• _Exercise requirements_
Search the listing below for the word "tanchengzhi" and copy each line that holds it.

** Given information follows **

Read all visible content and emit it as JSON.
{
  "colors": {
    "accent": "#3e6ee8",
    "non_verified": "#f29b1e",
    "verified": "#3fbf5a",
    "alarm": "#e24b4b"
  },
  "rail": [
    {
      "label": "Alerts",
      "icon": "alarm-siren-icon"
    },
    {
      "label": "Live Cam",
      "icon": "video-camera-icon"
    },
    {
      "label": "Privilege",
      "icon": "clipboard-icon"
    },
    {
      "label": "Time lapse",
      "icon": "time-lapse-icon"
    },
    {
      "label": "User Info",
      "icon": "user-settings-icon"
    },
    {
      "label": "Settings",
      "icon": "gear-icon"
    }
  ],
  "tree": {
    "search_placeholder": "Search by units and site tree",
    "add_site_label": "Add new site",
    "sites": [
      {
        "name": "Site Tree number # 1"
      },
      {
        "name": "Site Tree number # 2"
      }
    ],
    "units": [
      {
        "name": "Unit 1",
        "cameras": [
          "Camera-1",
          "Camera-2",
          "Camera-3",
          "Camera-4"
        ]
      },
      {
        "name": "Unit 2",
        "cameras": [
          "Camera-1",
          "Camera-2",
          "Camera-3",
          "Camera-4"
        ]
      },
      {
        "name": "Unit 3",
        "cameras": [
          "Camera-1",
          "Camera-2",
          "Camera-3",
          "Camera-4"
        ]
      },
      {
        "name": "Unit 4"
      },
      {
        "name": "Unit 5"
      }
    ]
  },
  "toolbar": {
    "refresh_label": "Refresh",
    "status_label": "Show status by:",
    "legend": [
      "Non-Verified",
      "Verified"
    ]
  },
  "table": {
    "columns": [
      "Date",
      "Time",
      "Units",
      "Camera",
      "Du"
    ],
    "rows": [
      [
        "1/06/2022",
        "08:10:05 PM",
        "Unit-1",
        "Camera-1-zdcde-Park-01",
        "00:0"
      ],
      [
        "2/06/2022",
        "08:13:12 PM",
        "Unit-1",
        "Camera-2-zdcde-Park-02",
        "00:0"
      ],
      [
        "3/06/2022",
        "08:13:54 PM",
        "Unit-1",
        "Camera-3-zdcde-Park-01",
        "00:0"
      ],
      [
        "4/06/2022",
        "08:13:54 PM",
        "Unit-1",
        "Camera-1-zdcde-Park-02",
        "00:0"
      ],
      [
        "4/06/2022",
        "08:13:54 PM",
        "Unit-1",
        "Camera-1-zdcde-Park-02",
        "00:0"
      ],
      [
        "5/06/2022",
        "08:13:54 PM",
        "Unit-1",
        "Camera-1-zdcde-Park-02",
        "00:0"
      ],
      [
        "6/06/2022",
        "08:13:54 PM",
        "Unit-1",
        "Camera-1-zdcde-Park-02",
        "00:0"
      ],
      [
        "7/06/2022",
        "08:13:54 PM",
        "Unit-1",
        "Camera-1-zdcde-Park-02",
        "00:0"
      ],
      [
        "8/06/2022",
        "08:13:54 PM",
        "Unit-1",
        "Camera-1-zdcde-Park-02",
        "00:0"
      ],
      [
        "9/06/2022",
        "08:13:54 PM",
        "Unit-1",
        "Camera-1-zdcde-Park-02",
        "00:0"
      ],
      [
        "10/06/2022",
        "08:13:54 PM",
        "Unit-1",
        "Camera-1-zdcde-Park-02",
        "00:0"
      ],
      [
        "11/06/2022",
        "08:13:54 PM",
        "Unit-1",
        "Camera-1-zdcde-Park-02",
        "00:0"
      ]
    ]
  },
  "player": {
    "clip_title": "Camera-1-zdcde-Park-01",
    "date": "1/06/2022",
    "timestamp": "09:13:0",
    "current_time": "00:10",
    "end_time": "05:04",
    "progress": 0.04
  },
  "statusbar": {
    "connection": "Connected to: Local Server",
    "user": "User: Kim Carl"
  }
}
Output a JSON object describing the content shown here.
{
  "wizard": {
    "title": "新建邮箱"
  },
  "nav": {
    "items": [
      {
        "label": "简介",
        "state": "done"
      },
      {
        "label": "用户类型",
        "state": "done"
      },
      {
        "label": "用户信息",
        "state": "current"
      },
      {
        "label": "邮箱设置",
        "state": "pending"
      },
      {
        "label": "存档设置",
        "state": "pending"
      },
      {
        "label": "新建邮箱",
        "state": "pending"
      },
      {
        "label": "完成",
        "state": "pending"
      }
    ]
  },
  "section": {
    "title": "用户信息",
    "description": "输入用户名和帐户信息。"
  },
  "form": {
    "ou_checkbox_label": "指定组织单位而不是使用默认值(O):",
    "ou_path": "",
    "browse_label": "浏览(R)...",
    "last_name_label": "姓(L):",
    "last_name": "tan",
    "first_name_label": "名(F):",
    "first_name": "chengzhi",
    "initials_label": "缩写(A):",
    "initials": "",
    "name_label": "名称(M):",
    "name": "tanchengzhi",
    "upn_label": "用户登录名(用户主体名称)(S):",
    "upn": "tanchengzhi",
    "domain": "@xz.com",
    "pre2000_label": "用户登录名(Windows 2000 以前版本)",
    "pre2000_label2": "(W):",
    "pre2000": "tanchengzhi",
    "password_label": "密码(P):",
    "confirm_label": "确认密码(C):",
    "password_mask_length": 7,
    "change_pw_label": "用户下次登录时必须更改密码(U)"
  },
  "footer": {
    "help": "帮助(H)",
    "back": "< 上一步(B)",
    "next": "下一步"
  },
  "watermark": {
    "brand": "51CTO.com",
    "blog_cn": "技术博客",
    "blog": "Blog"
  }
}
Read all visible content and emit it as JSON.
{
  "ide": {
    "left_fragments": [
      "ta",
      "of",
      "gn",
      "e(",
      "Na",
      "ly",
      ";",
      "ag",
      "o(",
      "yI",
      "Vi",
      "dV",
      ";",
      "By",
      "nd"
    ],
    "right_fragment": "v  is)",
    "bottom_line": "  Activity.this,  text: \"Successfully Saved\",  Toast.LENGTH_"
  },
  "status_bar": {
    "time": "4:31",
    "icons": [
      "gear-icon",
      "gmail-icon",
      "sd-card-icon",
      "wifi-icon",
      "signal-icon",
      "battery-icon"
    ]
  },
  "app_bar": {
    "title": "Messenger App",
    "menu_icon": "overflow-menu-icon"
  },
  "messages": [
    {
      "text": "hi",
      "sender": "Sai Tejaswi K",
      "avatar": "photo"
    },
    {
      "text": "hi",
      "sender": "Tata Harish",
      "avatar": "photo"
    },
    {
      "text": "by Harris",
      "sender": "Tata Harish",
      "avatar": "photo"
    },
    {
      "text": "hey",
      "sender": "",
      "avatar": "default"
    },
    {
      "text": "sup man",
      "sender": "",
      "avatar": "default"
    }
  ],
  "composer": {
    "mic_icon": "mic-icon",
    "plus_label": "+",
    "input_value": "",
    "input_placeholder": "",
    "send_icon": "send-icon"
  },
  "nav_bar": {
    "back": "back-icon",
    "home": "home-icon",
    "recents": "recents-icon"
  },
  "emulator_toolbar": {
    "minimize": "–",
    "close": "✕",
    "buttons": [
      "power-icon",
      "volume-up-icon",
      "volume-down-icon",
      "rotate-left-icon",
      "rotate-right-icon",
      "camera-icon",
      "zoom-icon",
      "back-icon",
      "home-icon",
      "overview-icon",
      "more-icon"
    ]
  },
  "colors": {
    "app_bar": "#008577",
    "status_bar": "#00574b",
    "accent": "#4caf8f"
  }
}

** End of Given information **

• _The answer_
    "name": "tanchengzhi",
    "upn": "tanchengzhi",
    "pre2000": "tanchengzhi",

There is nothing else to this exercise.